New York Times, are you just trying to break my heart now?

I grew up thinking you were awesome. Spent my journalism career reading you, looking up to you, having that spot in my brain that every reporter has which whispers Someday maybe you'll write for the New York Times!

You know that's not the case anymore, right? I wouldn't wrap my radioactive fish in you.

But I keep thinking you'll at least get it right now that everybody's watching. And you continue to astround me with your sheer cluelessness.

I just finished this story and let me explain to you why we're breaking up for good.


The headline

A Youth, an Officer and 2 Paths to a Fatal Encounter

is straddling the fence so hard I hope it can still bear children. But OK. Fairness and balance and clear-headed objectivity and robotlike language? Check.


On to the first paragraph. Uh-oh. Here it is:

FERGUSON, Mo. — Michael Brown let his 16th birthday come and go without bothering to apply for a driver's license. There was no need, his family said. He preferred to walk.

This is a young man who is dead, and you open with a comment about how he "didn't bother" to do something. Why that word choice? How about he chose not to? Did he even have access to a car? Or why does it even matter? Why not just say he liked to walk? I have a son and he "didn't bother" to get his driver's license at 16 either. He likes to walk too. Also to have me drive him places. If he were murdered in the street in my overly white suburban neighborhood, I just don't think you'd open the story this way. I know you wouldn't. This lead already sets this kid up as some inner-city youth, one of those hostile baggy-pantsers white America is so terrified of, right?


You think I'm being too hasty? Overreacting? OK, let us read the next paragraphs.

In Ferguson, where Mr. Brown was living with his grandmother, he walked nearly everywhere: on Canfield Drive, where his grandmother kept a small apartment, and several blocks away on the bustling commercial strip of West Florissant Avenue, a four-lane road full of hair salons and cheap restaurants that is the de facto downtown of the neighborhood.

Full of "cheap" restaurants, huh? Yeah, it's too bad Le Bernardin hasn't opened its Ferguson branch yet.

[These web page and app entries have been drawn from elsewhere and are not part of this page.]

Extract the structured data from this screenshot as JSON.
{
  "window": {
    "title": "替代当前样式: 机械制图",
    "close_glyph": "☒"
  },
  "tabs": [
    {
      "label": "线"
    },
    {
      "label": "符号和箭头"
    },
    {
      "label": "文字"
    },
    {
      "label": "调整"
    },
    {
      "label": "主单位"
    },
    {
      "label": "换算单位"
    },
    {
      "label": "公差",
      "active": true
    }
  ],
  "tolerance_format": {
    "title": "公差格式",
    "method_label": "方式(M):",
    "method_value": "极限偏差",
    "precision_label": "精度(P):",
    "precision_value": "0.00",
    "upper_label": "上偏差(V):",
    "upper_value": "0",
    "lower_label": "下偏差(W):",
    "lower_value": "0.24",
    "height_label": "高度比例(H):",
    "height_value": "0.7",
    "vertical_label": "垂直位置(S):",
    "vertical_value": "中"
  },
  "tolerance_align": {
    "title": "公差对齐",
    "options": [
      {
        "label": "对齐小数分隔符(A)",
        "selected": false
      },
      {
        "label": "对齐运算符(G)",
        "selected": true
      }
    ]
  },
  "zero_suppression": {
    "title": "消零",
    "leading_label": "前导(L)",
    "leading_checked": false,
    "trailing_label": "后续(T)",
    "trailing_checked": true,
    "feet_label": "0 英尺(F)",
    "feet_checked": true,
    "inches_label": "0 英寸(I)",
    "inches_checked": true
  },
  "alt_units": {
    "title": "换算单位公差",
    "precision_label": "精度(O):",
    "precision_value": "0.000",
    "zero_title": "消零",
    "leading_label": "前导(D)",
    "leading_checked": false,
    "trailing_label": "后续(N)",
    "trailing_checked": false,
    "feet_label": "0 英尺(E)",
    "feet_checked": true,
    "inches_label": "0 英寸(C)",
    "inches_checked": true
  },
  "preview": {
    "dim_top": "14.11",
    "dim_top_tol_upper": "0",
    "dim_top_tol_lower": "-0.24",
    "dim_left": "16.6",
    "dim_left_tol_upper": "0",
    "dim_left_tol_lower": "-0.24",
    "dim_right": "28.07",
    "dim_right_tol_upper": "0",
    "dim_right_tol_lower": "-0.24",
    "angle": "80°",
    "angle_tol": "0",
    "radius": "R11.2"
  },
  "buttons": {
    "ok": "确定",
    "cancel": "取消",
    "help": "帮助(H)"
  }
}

Hell, all of Ferguson is so cheap it doesn't even have a downtown. Just a "de-facto" one. snort.

His grandmother "kept a small apartment." Why is the size of her apartment relevant? Would it have been better for her to have a sizeable loft in SoHo? And why don't you ever say Williamsburg residents "kept a small apartment?" They just rent apartments. Or, y'know, just live somewhere.

"Full of" hair salons? Really? How many hair salons? Who do you recommend I go to because if this several-block bustling strip is just bursting with hair salons, this must be the place to get yours done.


Are there any other businesses worth mentioning, or just the hair salons and cheap restaurants?

"Bustling" street? Have you actually watched the video shot of Michael Brown's body lying there? That street is surrounded by apartment buildings, grass and trees. I counted not one hair salon or cheap restaurant.

But by saying he was shot down on a bustling street, you make it appear he was holding up traffic or being some other public safety threat. Did you mean to do that or are you just that clueless?

It was during one of Mr. Brown's walks down Canfield Drive one week ago when he would have an unlikely collision


Note the passive language. "He would have an unlikely collision." Nobody did something to him, he had something happen to him, that's all. A collision. Like a car accident.

What really happened is a police officer shot him dead multiple times while his arms were up. And "unlikely"? Ask the young black men of Ferguson if a collision with a police officer is an "unlikely" event in their lives. ASK THEM.

This is not a time for your waspy metaphors. Insulting. Let's move on before we come to blows.

It involved Mr. Brown, a black teenager who seemed to have avoided most of the traps that dragged down many of his peers, and a white police officer, Darren Wilson, with an admirable record.


OK. That's it. You know what, we're through. Pack your fat gray bags and get the hell out of my brain, because there is no part of me that ever wants to work for you EVER.

It took THREE OF YOU to write this shit?

I can't even read anymore. You don't deserve my eyeballs. ETA: I had to read you for the ticktock. But don't think I enjoyed it. You slurred this young man up and down and praised the cop, but at this point my criticisms are just overkill. Remind you of anything?




ETA: As the day wears on it's clear this is happening everywhere. Good thing we can all keep an eye on it. Omar came up with #NEWSWATCH to post your observations, everybody.